Enterprise

Former hawker grows beer business in den of illicit brewers

beer

The kegging line at the East African Breweries Limited plant in Ruaraka. Ms Wanjiru says Senator Keg has turned her into a successful business woman. Photo/File

After struggling for years to make ends meets despite hawking on Mombasa streets, Margaret Wanjiru decided to try her luck selling beer.

Armed with only Sh12,934, she bought a barrel of beer from a Kenya Breweries Limited depot and started selling Senator Keg.

“I began in 2005 with one barrel of beer in a small room in Bombolulu estate that could only fit eight people,” said Ms Wanjiru during an interview at her pub named The Nairobian.

With the help of her late husband who was hawking soaps, herbs, shoes and clothes, Ms Wanjiru decided to put all her efforts and finances to grow the beer business.

Despite the many teething problems, she now counts herself among the successful bar operators in Mombasa and she can comfortably fend for her family.

“After starting, I realised I was making good sales and I decided to add another barrel of beer and another. Soon, the room became smaller as more customers came in and I began scouting for a bigger place,” she says.

An empty barrel costs Sh10,000 and she pays an additional Sh2,934 after filling it with beer from East African Breweries Limited (EABL).

She says she sells a minimum of one barrel and gets up to Sh5,000 profit and this rises depending on the demand of beer. The business was not without challenges as the initial price of Sh35 per cup of beer seemed to high for her low-end customers compared to the cost of illicit brew like busaa and chang’aa.

‘‘Customers would go to chang’aa, busaa or mnazi dens where brew was sold for as low as Sh10,’’ she says. “I decided to educate my customers that my beer is tested and certified by the Kenya Bureau of Standards unlike the local brew.

The information was convincing especially after many deaths were reported as a result of illicit brew.”

She also told potential customers that her bar adheres to the ‘Mututho laws’ of opening at 5pm and closing at 11 pm, helping them to control their intake and spend more time with their families.

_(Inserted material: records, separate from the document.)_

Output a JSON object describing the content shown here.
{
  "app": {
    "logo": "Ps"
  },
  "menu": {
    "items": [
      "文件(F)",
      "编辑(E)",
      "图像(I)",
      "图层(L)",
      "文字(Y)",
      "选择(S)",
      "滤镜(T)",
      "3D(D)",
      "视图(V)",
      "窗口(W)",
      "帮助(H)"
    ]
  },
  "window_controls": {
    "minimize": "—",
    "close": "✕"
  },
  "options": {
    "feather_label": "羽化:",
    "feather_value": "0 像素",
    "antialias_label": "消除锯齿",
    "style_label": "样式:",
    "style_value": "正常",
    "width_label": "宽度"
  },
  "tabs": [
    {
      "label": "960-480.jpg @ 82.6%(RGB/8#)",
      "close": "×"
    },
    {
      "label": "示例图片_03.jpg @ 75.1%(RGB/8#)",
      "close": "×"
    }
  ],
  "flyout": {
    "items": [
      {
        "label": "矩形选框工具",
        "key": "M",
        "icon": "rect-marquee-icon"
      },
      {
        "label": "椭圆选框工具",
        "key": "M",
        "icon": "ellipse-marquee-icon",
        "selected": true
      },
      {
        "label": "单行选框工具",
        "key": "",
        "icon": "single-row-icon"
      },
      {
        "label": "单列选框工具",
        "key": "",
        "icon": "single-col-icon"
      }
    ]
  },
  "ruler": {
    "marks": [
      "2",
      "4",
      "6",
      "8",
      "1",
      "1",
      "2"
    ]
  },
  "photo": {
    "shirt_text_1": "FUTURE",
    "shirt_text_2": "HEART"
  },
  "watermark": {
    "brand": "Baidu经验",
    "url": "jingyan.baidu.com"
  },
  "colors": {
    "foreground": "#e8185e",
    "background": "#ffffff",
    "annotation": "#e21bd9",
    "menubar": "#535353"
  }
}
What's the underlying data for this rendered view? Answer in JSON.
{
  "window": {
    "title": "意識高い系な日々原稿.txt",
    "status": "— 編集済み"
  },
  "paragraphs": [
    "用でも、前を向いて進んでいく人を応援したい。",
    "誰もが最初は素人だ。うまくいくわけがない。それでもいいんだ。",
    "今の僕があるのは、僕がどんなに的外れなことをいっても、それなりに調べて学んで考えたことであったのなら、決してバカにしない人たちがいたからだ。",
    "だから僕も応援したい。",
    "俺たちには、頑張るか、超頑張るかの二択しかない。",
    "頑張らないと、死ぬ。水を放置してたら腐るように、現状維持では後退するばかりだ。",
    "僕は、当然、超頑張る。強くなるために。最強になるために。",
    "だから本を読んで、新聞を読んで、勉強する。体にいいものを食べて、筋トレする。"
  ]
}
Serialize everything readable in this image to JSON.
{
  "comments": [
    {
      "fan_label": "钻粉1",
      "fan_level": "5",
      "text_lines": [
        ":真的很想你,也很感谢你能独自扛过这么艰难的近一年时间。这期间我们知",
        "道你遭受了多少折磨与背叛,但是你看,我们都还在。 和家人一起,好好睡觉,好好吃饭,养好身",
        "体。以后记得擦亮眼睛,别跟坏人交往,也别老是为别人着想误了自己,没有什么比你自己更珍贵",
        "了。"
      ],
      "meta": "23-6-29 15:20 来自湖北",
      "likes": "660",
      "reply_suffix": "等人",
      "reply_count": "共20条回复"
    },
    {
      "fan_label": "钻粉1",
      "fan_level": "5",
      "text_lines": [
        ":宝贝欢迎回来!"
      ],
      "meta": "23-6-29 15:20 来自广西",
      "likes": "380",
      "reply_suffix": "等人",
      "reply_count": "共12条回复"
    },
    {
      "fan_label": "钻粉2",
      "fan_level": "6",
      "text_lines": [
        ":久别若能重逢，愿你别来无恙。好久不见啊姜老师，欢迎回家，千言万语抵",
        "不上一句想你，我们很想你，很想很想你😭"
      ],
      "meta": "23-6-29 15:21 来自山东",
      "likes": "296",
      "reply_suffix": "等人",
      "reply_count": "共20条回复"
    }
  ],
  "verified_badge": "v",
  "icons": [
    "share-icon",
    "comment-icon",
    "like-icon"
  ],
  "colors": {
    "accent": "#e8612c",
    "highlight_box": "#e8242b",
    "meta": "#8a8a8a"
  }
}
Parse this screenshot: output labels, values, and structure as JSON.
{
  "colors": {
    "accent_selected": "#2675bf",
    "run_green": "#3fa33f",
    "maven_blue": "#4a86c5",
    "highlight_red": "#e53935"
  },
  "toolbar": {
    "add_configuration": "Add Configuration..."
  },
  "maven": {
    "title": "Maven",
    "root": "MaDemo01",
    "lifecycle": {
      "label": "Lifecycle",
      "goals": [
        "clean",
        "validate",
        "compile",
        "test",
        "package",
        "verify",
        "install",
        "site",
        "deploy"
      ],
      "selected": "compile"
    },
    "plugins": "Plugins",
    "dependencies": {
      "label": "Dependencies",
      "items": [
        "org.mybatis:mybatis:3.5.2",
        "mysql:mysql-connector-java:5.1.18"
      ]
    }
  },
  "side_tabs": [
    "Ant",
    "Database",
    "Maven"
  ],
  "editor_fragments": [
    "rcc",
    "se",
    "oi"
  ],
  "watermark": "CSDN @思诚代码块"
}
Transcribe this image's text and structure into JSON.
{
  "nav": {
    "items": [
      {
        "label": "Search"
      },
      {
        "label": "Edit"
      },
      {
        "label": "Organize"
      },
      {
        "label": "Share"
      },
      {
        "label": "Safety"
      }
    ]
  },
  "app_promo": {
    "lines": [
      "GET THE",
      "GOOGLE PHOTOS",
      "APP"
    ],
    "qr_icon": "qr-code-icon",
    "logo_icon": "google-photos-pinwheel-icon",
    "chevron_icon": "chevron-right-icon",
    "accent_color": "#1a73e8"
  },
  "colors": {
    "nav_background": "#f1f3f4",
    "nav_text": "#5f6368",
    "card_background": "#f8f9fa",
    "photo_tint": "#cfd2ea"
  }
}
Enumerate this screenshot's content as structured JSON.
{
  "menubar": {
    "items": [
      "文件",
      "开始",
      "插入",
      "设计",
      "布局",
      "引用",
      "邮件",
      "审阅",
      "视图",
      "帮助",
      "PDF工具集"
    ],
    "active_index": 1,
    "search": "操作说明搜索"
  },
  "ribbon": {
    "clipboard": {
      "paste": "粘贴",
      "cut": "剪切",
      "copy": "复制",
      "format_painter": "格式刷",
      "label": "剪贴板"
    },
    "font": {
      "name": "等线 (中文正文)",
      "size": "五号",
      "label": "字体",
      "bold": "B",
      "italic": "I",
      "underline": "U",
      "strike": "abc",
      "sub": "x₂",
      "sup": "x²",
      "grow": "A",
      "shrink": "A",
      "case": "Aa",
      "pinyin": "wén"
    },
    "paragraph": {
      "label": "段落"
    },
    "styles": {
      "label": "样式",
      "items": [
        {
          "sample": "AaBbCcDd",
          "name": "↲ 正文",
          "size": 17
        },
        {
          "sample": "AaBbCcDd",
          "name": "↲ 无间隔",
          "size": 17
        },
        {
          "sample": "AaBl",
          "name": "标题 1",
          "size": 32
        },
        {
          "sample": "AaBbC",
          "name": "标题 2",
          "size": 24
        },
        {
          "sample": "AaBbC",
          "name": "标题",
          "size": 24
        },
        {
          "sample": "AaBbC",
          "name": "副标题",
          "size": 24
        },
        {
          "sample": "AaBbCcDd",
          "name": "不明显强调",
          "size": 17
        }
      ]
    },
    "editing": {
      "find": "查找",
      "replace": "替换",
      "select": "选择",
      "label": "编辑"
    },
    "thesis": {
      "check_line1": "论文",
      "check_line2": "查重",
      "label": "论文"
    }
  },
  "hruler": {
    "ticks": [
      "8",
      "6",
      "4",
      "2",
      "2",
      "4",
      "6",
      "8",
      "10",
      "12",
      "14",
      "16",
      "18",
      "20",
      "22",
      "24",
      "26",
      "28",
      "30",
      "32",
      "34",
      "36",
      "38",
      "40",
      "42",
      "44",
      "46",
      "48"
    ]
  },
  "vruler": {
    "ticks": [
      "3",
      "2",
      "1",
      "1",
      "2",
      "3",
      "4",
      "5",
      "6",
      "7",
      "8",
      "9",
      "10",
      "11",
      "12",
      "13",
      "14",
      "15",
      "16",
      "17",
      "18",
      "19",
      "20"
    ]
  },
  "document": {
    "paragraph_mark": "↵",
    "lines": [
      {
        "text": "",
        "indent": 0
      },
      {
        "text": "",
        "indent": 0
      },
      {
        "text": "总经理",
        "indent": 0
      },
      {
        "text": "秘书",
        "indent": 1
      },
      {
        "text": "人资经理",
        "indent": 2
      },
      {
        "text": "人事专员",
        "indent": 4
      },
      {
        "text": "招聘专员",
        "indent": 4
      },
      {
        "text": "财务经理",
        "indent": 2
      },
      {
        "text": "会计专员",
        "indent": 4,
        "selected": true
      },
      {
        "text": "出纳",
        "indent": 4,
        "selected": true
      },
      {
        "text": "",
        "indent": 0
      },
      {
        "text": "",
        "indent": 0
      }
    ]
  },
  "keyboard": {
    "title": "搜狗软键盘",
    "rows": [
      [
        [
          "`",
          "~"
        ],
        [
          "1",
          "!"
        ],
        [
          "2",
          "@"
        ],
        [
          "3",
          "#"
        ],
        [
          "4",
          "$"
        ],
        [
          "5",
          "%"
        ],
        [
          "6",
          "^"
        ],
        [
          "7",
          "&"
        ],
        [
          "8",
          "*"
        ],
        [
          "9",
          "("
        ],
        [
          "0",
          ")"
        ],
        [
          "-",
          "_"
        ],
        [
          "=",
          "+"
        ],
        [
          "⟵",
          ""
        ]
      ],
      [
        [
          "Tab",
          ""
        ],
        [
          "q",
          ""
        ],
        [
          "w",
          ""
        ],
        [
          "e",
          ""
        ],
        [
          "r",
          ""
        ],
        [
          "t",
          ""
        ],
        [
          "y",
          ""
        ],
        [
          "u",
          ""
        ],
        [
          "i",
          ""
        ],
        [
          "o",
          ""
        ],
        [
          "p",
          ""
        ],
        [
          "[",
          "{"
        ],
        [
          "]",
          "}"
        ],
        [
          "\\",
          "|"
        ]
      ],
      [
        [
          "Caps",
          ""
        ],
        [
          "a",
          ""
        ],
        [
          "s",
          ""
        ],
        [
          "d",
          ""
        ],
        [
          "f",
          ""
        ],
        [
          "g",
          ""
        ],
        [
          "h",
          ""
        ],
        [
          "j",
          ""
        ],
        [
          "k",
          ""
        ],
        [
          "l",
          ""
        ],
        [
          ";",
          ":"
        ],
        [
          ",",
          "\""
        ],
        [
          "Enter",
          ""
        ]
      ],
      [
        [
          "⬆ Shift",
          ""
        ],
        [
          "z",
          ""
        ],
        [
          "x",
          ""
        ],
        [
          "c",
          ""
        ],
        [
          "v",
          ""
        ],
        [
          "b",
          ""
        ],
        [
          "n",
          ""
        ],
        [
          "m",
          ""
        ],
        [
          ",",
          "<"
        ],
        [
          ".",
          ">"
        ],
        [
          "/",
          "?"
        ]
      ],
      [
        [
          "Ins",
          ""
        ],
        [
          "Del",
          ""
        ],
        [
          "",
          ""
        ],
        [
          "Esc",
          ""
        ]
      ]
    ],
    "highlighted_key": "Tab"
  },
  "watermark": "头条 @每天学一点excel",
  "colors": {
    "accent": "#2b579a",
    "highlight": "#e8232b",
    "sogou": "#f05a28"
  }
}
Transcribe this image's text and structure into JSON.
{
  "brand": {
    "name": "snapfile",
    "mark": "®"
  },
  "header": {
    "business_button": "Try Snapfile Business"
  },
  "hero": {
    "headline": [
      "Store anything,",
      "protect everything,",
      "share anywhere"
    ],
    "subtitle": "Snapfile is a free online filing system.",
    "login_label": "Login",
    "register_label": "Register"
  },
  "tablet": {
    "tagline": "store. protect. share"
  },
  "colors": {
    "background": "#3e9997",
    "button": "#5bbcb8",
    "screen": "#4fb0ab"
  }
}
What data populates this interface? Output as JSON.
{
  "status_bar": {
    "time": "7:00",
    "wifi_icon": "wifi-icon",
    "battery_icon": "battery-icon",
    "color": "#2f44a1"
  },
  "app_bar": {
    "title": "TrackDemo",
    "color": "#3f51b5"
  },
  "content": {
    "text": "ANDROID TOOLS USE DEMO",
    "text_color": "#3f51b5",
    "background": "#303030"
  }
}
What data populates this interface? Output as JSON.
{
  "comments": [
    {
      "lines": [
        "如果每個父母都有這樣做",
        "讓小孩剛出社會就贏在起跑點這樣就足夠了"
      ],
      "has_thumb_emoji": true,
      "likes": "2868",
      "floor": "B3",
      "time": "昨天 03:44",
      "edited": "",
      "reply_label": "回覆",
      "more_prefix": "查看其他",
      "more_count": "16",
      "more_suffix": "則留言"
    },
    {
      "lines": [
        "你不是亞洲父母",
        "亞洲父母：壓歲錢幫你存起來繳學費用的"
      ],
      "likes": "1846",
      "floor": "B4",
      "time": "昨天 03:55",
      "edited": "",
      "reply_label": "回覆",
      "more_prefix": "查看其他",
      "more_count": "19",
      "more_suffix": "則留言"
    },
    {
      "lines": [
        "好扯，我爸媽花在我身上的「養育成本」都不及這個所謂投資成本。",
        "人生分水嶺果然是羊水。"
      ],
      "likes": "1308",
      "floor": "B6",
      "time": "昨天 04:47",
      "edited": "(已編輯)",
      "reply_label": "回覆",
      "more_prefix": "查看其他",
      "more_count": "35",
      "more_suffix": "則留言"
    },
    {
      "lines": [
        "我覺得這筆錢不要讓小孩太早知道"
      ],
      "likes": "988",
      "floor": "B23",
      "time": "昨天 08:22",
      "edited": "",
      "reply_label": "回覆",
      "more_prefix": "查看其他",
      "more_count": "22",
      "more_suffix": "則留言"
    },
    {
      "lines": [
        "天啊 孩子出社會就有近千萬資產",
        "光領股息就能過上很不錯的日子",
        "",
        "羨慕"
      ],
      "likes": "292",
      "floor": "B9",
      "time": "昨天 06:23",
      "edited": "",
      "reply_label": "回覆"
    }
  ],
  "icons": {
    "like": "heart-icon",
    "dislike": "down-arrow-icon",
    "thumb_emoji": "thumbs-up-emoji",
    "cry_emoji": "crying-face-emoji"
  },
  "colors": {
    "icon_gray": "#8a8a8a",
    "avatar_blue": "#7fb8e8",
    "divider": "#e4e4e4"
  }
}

“I love this bar because its beer has been tested and is safe for consumption plus the fact that she closes at 11.00 pm sharp. My drinking is controlled,” one of her regular customers Maurice Olal said.

The post-election period was the worst for her business. In 2008, just as her liquor business was booming, gangs broke in and made away with property worth Sh500,000.

“I had a big classic bar with polished wooden chairs, formica tables at the lounge. I did not have these chairs,” says Ms Wanjiru pointing at the plastic chairs at a nearby table.

“About 10 barrels of beer were stolen estimated at about Sh100,000.”

To make matters worse, her husband passed on in 2010. Despite the two massive losses, she says she regained her strength and reopened the pub in a small room and using some savings she bought new stock.

Her bar now hosts about 20 customers and she hopes to expand to Nairobi and other counties.

From a business that she run with her husband, she now has two workers and hopes to employ more as it grows.

“I get my money from just selling Senator Keg. It is profitable and I cannot diversify into anything else,” said Ms Wanjiru, adding that those planning to start businesses should be patient.